§ WORK REQUEST:
Copy, from the listing, every line in which the string "right" is present.
+++ DATA FOR REVIEW +++
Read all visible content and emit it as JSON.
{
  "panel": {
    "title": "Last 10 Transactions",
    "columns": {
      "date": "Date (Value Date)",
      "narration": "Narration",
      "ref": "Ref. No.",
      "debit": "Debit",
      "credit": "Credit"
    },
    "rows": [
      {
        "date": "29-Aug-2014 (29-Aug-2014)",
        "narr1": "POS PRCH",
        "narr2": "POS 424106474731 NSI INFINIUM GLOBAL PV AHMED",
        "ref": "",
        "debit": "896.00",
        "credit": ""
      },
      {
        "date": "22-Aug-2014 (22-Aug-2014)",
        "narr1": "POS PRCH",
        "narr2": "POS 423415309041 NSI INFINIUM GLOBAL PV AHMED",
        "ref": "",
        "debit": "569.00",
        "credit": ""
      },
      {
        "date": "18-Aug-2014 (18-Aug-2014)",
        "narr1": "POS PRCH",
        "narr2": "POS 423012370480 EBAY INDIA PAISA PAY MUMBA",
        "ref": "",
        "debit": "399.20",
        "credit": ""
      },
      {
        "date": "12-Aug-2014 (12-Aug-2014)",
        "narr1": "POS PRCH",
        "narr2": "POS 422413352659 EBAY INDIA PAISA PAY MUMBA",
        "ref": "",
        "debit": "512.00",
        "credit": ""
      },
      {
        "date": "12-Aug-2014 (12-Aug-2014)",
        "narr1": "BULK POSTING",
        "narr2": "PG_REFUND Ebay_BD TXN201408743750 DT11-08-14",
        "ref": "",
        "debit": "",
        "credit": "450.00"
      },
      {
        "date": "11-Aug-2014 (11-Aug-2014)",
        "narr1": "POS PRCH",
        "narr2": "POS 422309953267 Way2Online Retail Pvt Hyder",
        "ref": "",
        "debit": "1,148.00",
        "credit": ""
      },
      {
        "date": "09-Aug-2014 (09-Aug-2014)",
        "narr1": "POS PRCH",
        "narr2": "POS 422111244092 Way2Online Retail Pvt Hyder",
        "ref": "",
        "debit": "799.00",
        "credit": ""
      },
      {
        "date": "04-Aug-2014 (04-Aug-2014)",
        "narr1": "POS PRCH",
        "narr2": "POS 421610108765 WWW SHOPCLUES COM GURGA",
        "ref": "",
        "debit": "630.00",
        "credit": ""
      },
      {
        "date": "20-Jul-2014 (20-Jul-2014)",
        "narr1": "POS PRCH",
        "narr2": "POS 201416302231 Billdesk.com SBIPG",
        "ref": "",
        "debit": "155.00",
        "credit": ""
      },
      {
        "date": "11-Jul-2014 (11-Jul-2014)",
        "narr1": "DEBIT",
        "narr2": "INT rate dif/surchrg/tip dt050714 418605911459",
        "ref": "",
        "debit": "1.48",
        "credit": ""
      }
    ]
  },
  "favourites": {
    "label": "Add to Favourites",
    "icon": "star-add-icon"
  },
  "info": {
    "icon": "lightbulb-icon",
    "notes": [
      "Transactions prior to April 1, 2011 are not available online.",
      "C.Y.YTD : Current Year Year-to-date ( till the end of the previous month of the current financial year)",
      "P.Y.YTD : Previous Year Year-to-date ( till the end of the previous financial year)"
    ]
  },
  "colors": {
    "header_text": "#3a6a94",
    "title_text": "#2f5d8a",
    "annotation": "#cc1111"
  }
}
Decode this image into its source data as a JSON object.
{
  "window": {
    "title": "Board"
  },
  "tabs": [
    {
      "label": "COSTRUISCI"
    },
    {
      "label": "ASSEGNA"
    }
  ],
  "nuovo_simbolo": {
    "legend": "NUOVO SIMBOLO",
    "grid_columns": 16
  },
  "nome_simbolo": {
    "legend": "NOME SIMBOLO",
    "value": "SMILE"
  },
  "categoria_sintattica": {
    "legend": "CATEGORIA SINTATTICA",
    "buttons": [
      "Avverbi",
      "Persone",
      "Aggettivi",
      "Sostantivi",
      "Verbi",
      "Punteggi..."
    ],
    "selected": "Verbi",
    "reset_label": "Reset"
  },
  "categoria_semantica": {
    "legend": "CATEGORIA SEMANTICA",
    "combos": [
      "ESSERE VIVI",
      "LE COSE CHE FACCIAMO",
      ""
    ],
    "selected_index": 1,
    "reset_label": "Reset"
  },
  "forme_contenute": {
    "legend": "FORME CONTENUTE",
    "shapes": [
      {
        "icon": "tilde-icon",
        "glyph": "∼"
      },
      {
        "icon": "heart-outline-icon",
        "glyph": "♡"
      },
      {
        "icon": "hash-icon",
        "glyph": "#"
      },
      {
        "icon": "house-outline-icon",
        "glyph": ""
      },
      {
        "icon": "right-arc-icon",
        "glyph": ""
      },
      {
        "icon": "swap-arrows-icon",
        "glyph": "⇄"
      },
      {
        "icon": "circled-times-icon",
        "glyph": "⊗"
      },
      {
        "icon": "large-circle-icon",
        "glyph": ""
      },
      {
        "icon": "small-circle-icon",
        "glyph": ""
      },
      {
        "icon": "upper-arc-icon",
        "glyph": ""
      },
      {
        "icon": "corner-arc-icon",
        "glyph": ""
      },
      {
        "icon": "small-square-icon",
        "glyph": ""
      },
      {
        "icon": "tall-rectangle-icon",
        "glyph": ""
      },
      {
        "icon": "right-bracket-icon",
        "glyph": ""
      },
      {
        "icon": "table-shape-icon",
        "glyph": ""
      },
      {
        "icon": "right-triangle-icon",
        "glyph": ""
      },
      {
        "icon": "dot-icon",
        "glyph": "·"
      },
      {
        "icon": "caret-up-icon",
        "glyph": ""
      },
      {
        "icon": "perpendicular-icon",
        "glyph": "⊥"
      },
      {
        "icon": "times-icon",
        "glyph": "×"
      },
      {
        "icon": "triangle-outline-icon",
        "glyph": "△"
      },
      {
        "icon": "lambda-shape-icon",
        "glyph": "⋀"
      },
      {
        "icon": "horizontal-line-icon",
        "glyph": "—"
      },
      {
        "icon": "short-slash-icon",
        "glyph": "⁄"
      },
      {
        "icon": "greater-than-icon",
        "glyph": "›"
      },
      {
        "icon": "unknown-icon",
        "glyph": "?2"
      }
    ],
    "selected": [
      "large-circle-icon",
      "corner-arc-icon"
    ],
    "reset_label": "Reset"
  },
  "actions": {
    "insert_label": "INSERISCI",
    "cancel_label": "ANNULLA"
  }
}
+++
§ TASK RESPONSE:
        "icon": "right-arc-icon",
        "icon": "right-bracket-icon",
        "icon": "right-triangle-icon",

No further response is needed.